4) The Texas whitetail, Odocoileus virginianus texanus, is found in western Texas, Oklahoma, Kansas, southeastern Colorado, eastern New Mexico, portions of Mexico. Its body is much smaller than that of the more northerly deer but it is the largest of the southern forms. The antlers are slender but wide and have produced several record heads in the top twenty-five.
5)The northern woodland whitetail,Odocoileus virginianus borealis It has the largest range, being found in Maryland, Delaware, New Jersey, Pennsylvania, Ohio, Indiana, Illinois, Minnesota, Wisconsin, Michigan, New York, Connecticut, Rhode Island, Massachusetts, New Hampshire, Vermont, Maine, and the Canadian provinces of New Brunswick, Nova Scotia, Quebec, Ontario, and a portion,of Manitoba. It is the largest and generally the darkest in coloration of all whitetail and has produced 6 of the top 20 record book entries.
The choice to restock the state from various sources has resulted in a variety of hybrid whitetail subspecies throughout the state. I believe these restocking efforts have also contributed to the amount of trophy deer that have been produced by the state.
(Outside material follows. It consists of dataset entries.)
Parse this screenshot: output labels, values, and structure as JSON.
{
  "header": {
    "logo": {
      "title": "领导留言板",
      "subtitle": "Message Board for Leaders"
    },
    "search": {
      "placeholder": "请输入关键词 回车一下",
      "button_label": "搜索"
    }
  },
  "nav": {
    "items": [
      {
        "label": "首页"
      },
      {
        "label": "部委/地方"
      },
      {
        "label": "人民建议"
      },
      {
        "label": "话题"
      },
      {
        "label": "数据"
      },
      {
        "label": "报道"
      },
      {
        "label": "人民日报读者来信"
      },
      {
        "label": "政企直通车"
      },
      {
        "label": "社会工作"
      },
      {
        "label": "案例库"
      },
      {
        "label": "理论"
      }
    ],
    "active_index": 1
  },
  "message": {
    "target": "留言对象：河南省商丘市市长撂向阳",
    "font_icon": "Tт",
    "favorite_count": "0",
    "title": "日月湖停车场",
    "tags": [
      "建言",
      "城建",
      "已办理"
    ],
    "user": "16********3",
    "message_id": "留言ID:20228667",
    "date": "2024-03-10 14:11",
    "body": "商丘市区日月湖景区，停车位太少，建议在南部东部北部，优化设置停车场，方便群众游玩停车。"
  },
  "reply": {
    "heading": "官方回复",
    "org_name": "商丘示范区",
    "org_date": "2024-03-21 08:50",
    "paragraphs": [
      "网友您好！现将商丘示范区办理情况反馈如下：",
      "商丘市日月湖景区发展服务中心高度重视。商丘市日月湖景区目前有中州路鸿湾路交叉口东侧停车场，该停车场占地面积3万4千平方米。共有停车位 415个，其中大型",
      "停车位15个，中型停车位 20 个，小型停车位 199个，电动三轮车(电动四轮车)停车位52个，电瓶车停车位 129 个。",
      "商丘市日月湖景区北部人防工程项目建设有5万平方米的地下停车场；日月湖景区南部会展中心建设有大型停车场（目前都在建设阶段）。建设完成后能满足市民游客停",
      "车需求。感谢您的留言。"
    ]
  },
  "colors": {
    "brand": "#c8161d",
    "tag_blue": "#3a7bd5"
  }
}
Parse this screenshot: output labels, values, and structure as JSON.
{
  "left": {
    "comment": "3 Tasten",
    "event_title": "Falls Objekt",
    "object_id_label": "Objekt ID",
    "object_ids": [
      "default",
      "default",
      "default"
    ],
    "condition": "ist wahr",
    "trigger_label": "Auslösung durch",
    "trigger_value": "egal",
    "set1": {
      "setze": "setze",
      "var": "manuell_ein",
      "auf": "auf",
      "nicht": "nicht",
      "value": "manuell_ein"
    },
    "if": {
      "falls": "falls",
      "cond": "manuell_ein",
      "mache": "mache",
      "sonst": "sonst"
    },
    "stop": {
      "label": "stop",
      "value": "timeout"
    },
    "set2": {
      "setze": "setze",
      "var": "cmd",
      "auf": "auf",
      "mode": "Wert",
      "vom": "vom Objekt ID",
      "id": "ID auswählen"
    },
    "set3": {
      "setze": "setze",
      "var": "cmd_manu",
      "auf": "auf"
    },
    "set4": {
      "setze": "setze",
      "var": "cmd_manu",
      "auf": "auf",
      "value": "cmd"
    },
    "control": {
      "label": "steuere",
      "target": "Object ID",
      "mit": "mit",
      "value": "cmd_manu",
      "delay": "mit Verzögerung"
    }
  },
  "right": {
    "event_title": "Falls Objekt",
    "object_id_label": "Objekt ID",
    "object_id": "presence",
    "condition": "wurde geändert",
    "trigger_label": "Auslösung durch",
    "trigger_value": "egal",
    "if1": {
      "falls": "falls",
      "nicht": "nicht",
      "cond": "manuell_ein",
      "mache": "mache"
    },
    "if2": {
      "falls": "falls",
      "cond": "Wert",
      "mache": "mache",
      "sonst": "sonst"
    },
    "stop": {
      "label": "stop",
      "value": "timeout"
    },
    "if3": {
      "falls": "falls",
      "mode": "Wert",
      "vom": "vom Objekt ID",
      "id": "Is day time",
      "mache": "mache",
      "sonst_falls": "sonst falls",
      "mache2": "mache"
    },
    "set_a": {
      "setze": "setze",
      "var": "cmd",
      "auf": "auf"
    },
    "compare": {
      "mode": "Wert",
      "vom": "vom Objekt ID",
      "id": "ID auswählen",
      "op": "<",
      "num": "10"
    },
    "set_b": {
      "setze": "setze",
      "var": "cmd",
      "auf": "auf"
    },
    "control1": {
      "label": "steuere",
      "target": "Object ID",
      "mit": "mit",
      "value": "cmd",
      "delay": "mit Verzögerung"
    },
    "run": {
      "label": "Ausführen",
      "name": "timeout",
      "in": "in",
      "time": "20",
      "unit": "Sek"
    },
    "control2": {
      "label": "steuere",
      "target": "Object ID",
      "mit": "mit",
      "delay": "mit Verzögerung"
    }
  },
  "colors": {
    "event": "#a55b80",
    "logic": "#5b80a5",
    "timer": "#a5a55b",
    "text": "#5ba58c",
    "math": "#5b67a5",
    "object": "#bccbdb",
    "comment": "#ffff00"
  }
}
I also believe there is a direct correlation between these restocking efforts and the number of trophy animals that have been produced in certain regions and counties throughout the state.
If you compare the restocking map and the B&C county map you will see that the counties that have historically produced the largest bucks in Georgia are directly correlated to the counties that were restocked from Wisconsin whitetail.